Nothing but a number is needed here; count the lines of the listing that include "icon".

--- START ---

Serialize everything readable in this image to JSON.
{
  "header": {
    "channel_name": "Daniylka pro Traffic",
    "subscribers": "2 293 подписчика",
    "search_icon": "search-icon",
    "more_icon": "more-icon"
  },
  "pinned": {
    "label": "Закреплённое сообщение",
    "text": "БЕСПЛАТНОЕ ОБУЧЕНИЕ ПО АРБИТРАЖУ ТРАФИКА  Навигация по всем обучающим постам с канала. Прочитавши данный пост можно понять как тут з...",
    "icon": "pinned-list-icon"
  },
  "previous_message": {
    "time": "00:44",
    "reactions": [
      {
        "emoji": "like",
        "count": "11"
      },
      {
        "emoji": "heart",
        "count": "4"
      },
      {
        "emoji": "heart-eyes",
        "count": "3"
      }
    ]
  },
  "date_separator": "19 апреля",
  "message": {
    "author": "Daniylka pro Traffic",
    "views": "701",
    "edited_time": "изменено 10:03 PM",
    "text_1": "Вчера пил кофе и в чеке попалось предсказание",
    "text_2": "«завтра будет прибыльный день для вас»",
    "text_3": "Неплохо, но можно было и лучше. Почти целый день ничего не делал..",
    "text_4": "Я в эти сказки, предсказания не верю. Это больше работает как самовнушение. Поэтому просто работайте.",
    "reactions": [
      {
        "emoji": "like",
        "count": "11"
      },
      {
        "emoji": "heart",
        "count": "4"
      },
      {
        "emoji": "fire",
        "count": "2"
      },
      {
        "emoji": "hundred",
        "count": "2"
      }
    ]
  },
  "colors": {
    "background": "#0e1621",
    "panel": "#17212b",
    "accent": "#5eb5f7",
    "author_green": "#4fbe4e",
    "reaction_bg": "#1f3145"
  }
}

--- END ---

[Expected output] 3